You might be halfway through the six-course tasting menu at Foglia in Bristol before you realize you’re eating at an entirely vegan restaurant — and that’s just the way chef-owner Peter Carvelli likes it. Dishes like the tortellini en brodo, a hearty, house-made jumbo pasta stuffed with what seems like cheese-based ricotta but is in fact made of tofu, resting in a rich vegetable broth, showcase the chef’s talent for making exquisitely presented, complex dishes. If the idea of a dairy-free baked Alaska with chocolate olive oil cake and from-scratch ice cream sounds impossible, Carvelli proves otherwise. Like Foglia’s à la carte menu, tasting dishes change on the regular, but frequently booked-solid reservations prove there’s a hunger for inventive, plant-based dining.
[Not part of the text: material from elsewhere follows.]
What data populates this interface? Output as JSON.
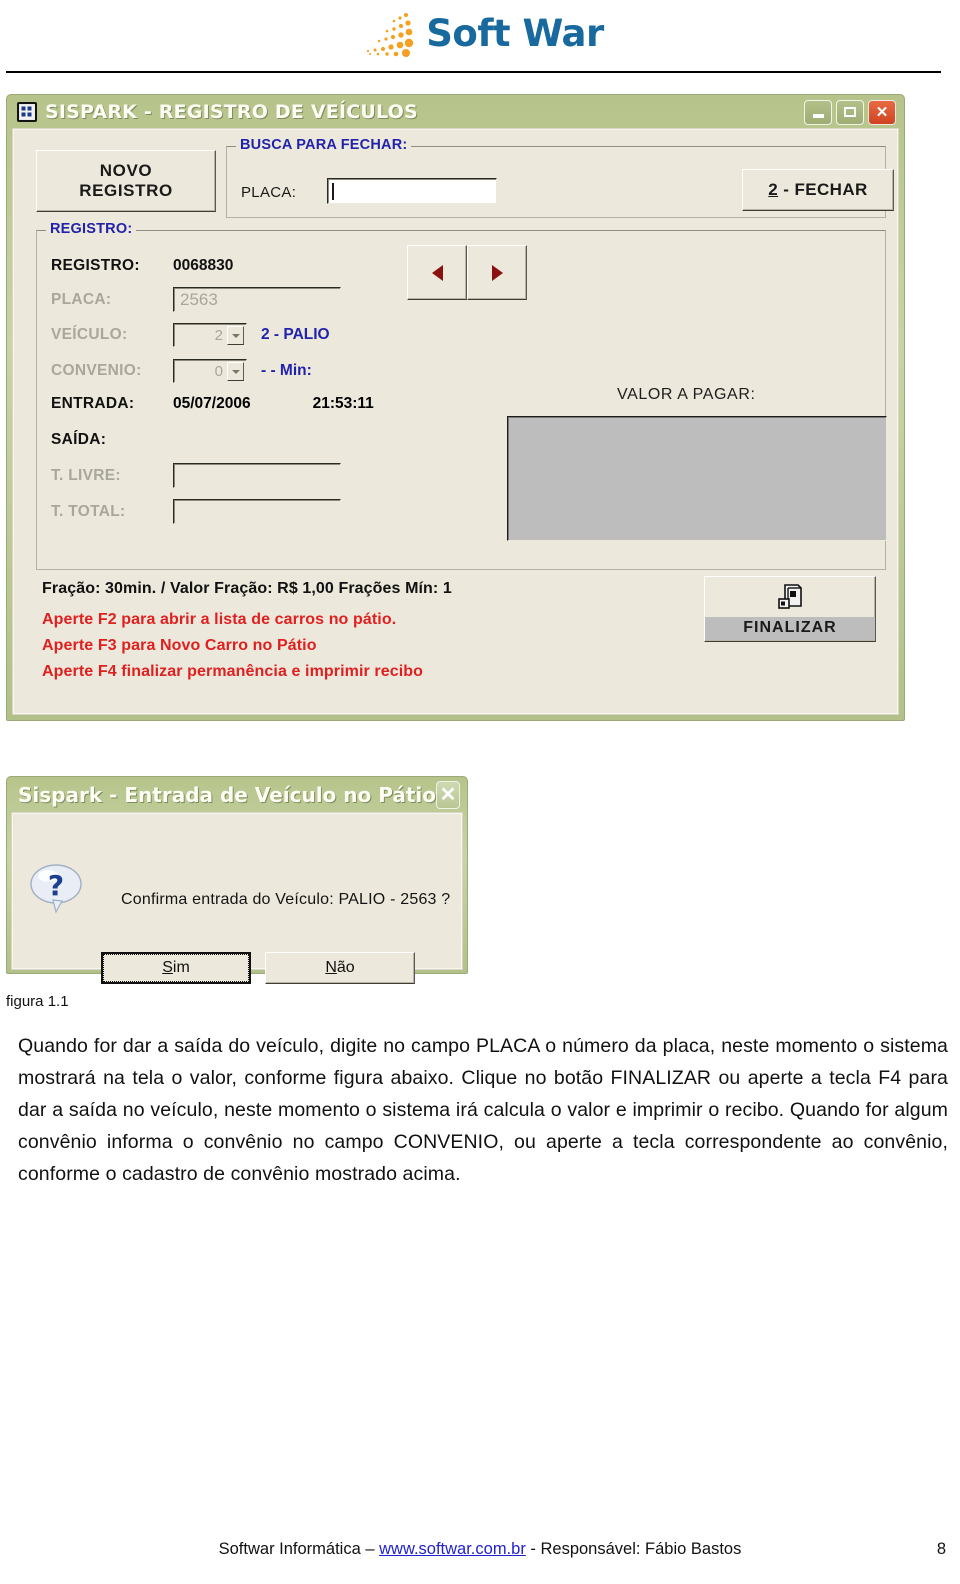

The demand may be driven in part by Vegetarian Times naming Foglia as one of the best new vegetarian restaurants last fall — one of less than a dozen to garner the national spotlight in the popular publication. Six courses, $75 per person. Wine pairing additional. 31 State St., Bristol, (401) 235-1195. fogliabristol.com
Castle Hill Inn
Perched on a grassy hilltop overlooking the confluence of Narragansett Bay and the Atlantic Ocean, the cylindrical dining room at Castle Hill Inn in Newport exclusively offers a tasting menu to guests, promising “a curated tasting experience that is inspired by both the flavors of coastal New England and influences around the globe.” Chef de Cuisine Dylan Cadrette said that in March of last year, the restaurant restructured, trading their three-course menu for a six-course tasting to diversify dining options and capitalize on his fine dining experience. Instead of a blind tasting, diners can choose two dishes from each of the six courses, and all guests dining together will be served the same selections. “It’s meant to be a comfortable experience so that anybody can enjoy it, even if they have never done a tasting menu before,” explains Cadrette. Right now, one of the first course options he’s excited about is oysters from Quonnie Rock Oysters from Quonochontaug, just 30 miles away. “I love the profile they have as far as the salinity,” said Cadrette. “We have some of the best oysters here in the whole country.” Six-courses, $135 per person. Wine pairing additional. 590 Ocean Drive, Newport, (401) 849-3800. castlehillinn.com
Because of incorrect information provided to the reporter, an earlier version of this story misspelled ñoquis de malanga, a dish offered by Little Sister restaurant in Providence.